The Murphy administration is investing $5 million to launch a revamped version of the Reach NJ campaign, the effective but controversial public outreach platform created by — and once featuring — former Gov. Chris Christie that helped connect people impacted by addiction to drug treatment and other services.
But this time the state Department of Human Services will skip the television commercials, which became a lightning rod for Christie. Instead, it will focus on print and online ads targeted to reach residents in a half-dozen counties with the highest overdose rates. In addition, the Reach NJ hotline (which is available statewide) is now set up so that callers will always reach a live, trained operator any time of the day or night.
In a pilot project launched earlier this month, the DHS posted a link to theunder the headline “Addiction Help. Always Here. Always Live.” The page includes an online-chat feature, information about substance use disorders, links to support services, and a toolkit to help local officials tackle the impacts of addiction in their community. (Some of these features were also available under the previous iteration of the website, set up by Christie’s administration.)
While Reach NJ material has changed appearance under this rebranding, the hotline number remains the same as in the Christie era: 844-732-2465 (or 844-ReachNJ). The line, active 24/7, connects callers with a professional screener who can evaluate their situation and link them, through a direct transfer, to treatment, counseling or other services. In the past, officials said some callers were forced to leave a message and wait for someone to get back to them.
“When you are struggling with substance use disorder and are ready for treatment, we want to be ready for you. That’s why we are piloting a new approach to our addiction treatment hotline,” DHS Commissioner Carole Johnson said Wednesday. “We’ve restructured the program so that when you call for help you reach live, trained responders who have worked with New Jersey’s treatment providers and know how to connect you with help.”
Behavioral health providers welcomed the new outreach, which they said is critical to helping individuals and families connect with the right care. Tens of thousands of New Jerseyans require addiction treatment each year, and many more are unable to get the help they need; in 2018, some 3,000 residents died of complications related to the disease.
“There is so much need out there, and people need to know where to go,” said Carolyn Beauchamp, president and CEO of the Mental Health Association in New Jersey, which advocates for mental health and addiction service providers. MHA also operates thehotline (855-652-3737), a state-funded program that helps family members impacted by addiction; it is also one of the services that Reach NJ operators use to help callers.
When Gov. Phil Murphy took office in January 2018, he pledged to build on aspects of Christie’s legacy in addressing the state’s opioid epidemic, but in a new way, with a greater focus on data and outcomes — and with less spending on publicity. On his first day in office, the governorof the Reach NJ campaign, a series of TV commercials in which Christie appeared alongside individuals in recovery; Murphy also ordered his staff to review other initiatives.
The move pleased critics but raised worries among providers.
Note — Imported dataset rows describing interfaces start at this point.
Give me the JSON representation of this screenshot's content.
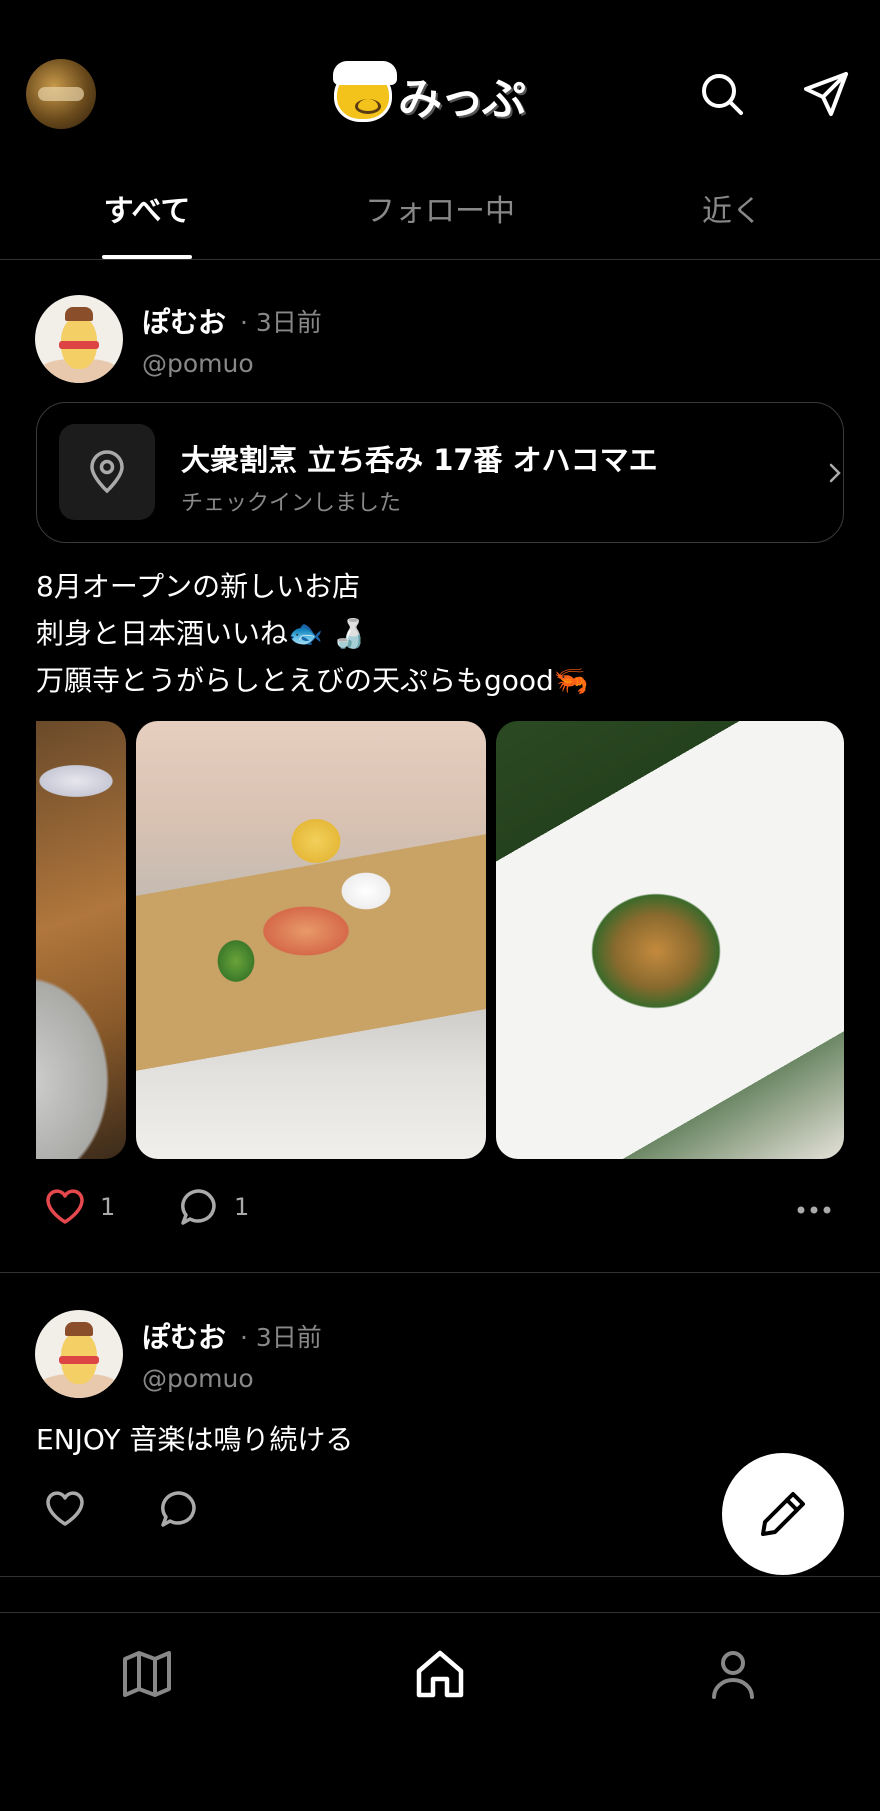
{
  "header": {
    "logo_text": "みっぷ",
    "avatar_icon": "user-avatar",
    "search_icon": "search-icon",
    "send_icon": "paper-plane-icon"
  },
  "tabs": [
    {
      "label": "すべて",
      "active": true
    },
    {
      "label": "フォロー中",
      "active": false
    },
    {
      "label": "近く",
      "active": false
    }
  ],
  "posts": [
    {
      "user_name": "ぽむお",
      "time": "· 3日前",
      "handle": "@pomuo",
      "checkin": {
        "place": "大衆割烹 立ち呑み 17番 オハコマエ",
        "sub": "チェックインしました"
      },
      "text_lines": [
        "8月オープンの新しいお店",
        "刺身と日本酒いいね🐟 🍶",
        "万願寺とうがらしとえびの天ぷらもgood🦐"
      ],
      "photos": [
        "dish-partial",
        "sashimi-platter",
        "tempura"
      ],
      "likes": "1",
      "comments": "1",
      "liked": true
    },
    {
      "user_name": "ぽむお",
      "time": "· 3日前",
      "handle": "@pomuo",
      "text_lines": [
        "ENJOY 音楽は鳴り続ける"
      ],
      "likes": "",
      "comments": "",
      "liked": false
    }
  ],
  "fab": {
    "icon": "pencil-icon"
  },
  "bottom_nav": [
    {
      "icon": "map-icon",
      "active": false
    },
    {
      "icon": "home-icon",
      "active": true
    },
    {
      "icon": "profile-icon",
      "active": false
    }
  ],
  "colors": {
    "background": "#000000",
    "like_red": "#e5484d",
    "muted_text": "#888888",
    "divider": "#333333"
  }
}
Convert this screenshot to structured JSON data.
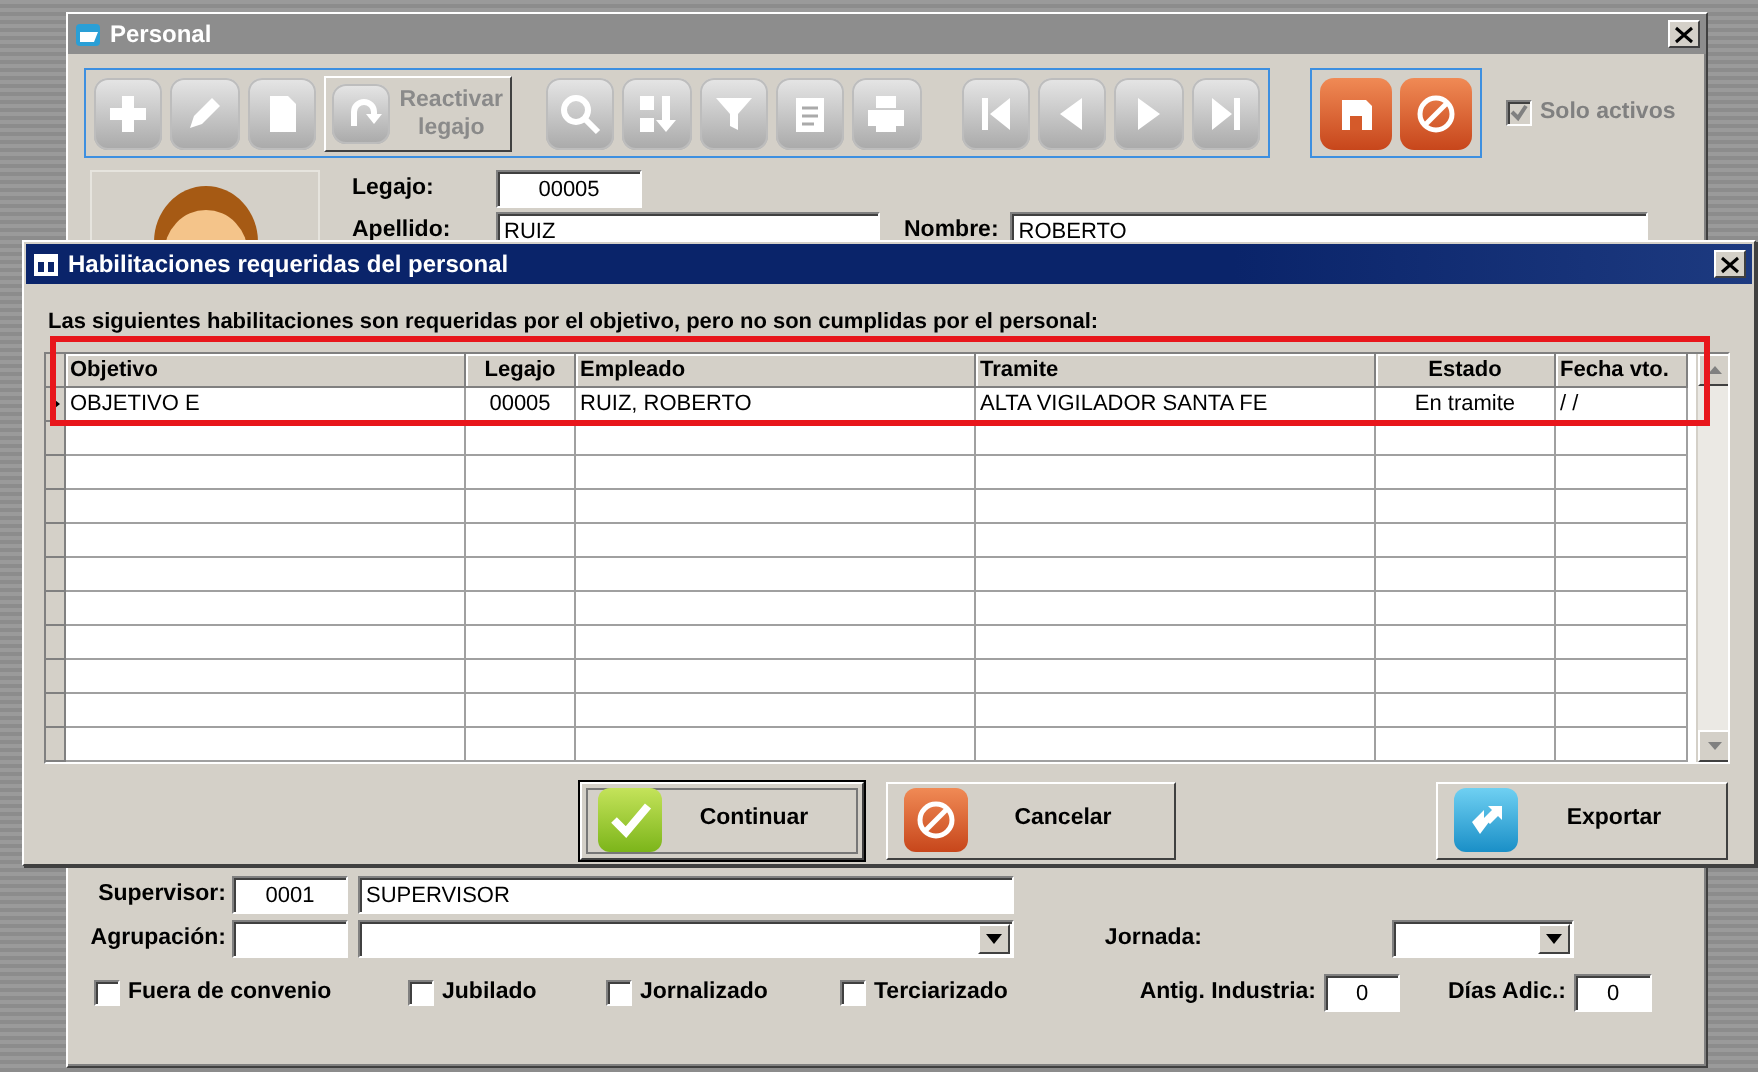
{
  "main_window": {
    "title": "Personal",
    "toolbar": [
      {
        "kind": "icon",
        "disabled": true
      },
      {
        "kind": "icon",
        "disabled": true
      },
      {
        "kind": "icon",
        "disabled": true
      },
      {
        "kind": "labeled",
        "label": "Reactivar legajo",
        "disabled": true
      },
      {
        "kind": "icon",
        "disabled": true
      },
      {
        "kind": "icon",
        "disabled": true
      },
      {
        "kind": "icon",
        "disabled": true
      },
      {
        "kind": "icon",
        "disabled": true
      },
      {
        "kind": "icon",
        "disabled": true
      },
      {
        "kind": "icon",
        "disabled": true
      },
      {
        "kind": "icon",
        "disabled": true
      },
      {
        "kind": "icon",
        "disabled": true
      },
      {
        "kind": "icon",
        "disabled": true
      }
    ],
    "actions": [
      {
        "kind": "save",
        "disabled": false
      },
      {
        "kind": "cancel",
        "disabled": false
      }
    ],
    "solo_activos": {
      "label": "Solo activos",
      "checked": true,
      "disabled": true
    },
    "legajo": {
      "label": "Legajo:",
      "value": "00005"
    },
    "apellido": {
      "label": "Apellido:",
      "value": "RUIZ"
    },
    "nombre": {
      "label": "Nombre:",
      "value": "ROBERTO"
    },
    "supervisor": {
      "label": "Supervisor:",
      "code": "0001",
      "value": "SUPERVISOR"
    },
    "agrupacion": {
      "label": "Agrupación:"
    },
    "jornada": {
      "label": "Jornada:"
    },
    "checkboxes": [
      {
        "label": "Fuera de convenio",
        "checked": false
      },
      {
        "label": "Jubilado",
        "checked": false
      },
      {
        "label": "Jornalizado",
        "checked": false
      },
      {
        "label": "Terciarizado",
        "checked": false
      }
    ],
    "antig_industria": {
      "label": "Antig. Industria:",
      "value": "0"
    },
    "dias_adic": {
      "label": "Días Adic.:",
      "value": "0"
    }
  },
  "dialog": {
    "title": "Habilitaciones requeridas del personal",
    "message": "Las siguientes habilitaciones son requeridas por el objetivo, pero no son cumplidas por el personal:",
    "table": {
      "columns": [
        "Objetivo",
        "Legajo",
        "Empleado",
        "Tramite",
        "Estado",
        "Fecha vto."
      ],
      "rows": [
        {
          "selected": true,
          "cells": [
            "OBJETIVO E",
            "00005",
            "RUIZ, ROBERTO",
            "ALTA VIGILADOR SANTA FE",
            "En tramite",
            "/ /"
          ]
        }
      ]
    },
    "buttons": [
      {
        "kind": "ok",
        "label": "Continuar",
        "focused": true
      },
      {
        "kind": "cancel",
        "label": "Cancelar",
        "focused": false
      },
      {
        "kind": "export",
        "label": "Exportar",
        "focused": false
      }
    ]
  }
}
Without regular, prime-time pitches on network TV, calls to the Reach NJ hotline began to drop. Operators had received an average of 125 calls a day at the start of January 2018 with a peak of 167 on the 9th, but there was a sharp drop when the ads were pulled on the 17th, and by the month’s end they were getting less than 35 daily inquiries.
“We watched it drop precipitously over the three-month period” following the ads’ suspension, Beauchamp recalled. “Nobody knew where to call,” she said, noting that people are unlikely to remember the information after the fact, and need regular reminders of where they can get help.
In addition, Beauchamp said the months that followed also brought a “proliferation” of ads run by private, for-profit treatment programs, which were eager to fill the void and attract people with addictions, if they had insurance or another ability to pay. “We saw an uptick in that, and we saw an uptick in private providers in general,” she said.
This time around, officials said the state chose to invest just $4 million in a more limited campaign, with billboards, transit ads and online posts that target six counties particularly hard-hit by the epidemic: Atlantic, Camden, Essex, Middlesex, Monmouth and Ocean. The pilot program launched earlier this month will continue to be developed in the coming year to help connect those who need treatment with the appropriate services.
State officials declined to say why they did not opt to include television ads this time, something that advocates like Beauchamp said were particularly effective in helping people access care.
The DHS will invest another $1 million to expand capacity at the Reach NJ call center run by Rutgers University Behavioral Health Care, which oversees a wide range of state-supported mental health and addiction programs. Operators at this facility are trained to assess a caller’s emotional state, level of support and insurance options, and directly connect them with appropriate treatment or other services. No one will need to leave a message and wait for help, officials said.
DHS Commissioner Johnson called the Reach NJ line “one more tool in our strategy to get folks with opioid addiction on the path to recovery. Call us — we are here to help.”
The outreach is part of a larger Murphy administration effort to combat addiction by reducing access to legal and illegal opiates, easing access to treatment, and expanding insurance coverage for low-income residents. Murphy has also followed the advice of experts who have urged him to unravel certain Christie-era initiatives related to addiction treatment; this includesof the Division of Mental Health and Addiction Services to the DHS less than a year after the former governor suddenly shifted it under the purview of the state Department of Health.